● What is being asked
Word for word, write out all of the data below.

::::::::::

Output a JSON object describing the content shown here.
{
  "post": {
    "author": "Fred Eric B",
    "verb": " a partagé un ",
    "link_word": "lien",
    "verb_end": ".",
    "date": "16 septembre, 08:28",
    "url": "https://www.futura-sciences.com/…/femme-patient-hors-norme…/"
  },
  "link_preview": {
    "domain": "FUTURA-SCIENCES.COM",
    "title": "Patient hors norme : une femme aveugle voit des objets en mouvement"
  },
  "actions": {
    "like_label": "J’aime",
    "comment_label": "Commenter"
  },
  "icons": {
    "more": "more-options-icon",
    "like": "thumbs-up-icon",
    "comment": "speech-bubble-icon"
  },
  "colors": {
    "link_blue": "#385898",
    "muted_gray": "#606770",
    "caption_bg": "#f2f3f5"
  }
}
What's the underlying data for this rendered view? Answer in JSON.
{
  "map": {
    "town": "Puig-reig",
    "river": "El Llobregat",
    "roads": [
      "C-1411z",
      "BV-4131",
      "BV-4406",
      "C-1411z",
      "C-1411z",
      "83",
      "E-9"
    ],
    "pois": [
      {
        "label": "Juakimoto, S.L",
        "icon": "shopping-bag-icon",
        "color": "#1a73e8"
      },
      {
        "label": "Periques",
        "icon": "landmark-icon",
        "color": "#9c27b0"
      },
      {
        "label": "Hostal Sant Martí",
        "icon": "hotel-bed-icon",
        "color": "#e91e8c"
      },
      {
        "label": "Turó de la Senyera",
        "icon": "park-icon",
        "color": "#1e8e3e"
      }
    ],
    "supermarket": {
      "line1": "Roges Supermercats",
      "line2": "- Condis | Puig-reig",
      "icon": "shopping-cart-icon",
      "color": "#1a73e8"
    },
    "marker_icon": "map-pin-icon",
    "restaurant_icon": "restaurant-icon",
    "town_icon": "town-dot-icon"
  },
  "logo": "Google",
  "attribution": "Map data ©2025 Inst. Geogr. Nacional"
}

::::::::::

● Answer to this problem
Output a JSON object describing the content shown here.
{
  "post": {
    "author": "Fred Eric B",
    "verb": " a partagé un ",
    "link_word": "lien",
    "verb_end": ".",
    "date": "16 septembre, 08:28",
    "url": "https://www.futura-sciences.com/…/femme-patient-hors-norme…/"
  },
  "link_preview": {
    "domain": "FUTURA-SCIENCES.COM",
    "title": "Patient hors norme : une femme aveugle voit des objets en mouvement"
  },
  "actions": {
    "like_label": "J’aime",
    "comment_label": "Commenter"
  },
  "icons": {
    "more": "more-options-icon",
    "like": "thumbs-up-icon",
    "comment": "speech-bubble-icon"
  },
  "colors": {
    "link_blue": "#385898",
    "muted_gray": "#606770",
    "caption_bg": "#f2f3f5"
  }
}
What's the underlying data for this rendered view? Answer in JSON.
{
  "map": {
    "town": "Puig-reig",
    "river": "El Llobregat",
    "roads": [
      "C-1411z",
      "BV-4131",
      "BV-4406",
      "C-1411z",
      "C-1411z",
      "83",
      "E-9"
    ],
    "pois": [
      {
        "label": "Juakimoto, S.L",
        "icon": "shopping-bag-icon",
        "color": "#1a73e8"
      },
      {
        "label": "Periques",
        "icon": "landmark-icon",
        "color": "#9c27b0"
      },
      {
        "label": "Hostal Sant Martí",
        "icon": "hotel-bed-icon",
        "color": "#e91e8c"
      },
      {
        "label": "Turó de la Senyera",
        "icon": "park-icon",
        "color": "#1e8e3e"
      }
    ],
    "supermarket": {
      "line1": "Roges Supermercats",
      "line2": "- Condis | Puig-reig",
      "icon": "shopping-cart-icon",
      "color": "#1a73e8"
    },
    "marker_icon": "map-pin-icon",
    "restaurant_icon": "restaurant-icon",
    "town_icon": "town-dot-icon"
  },
  "logo": "Google",
  "attribution": "Map data ©2025 Inst. Geogr. Nacional"
}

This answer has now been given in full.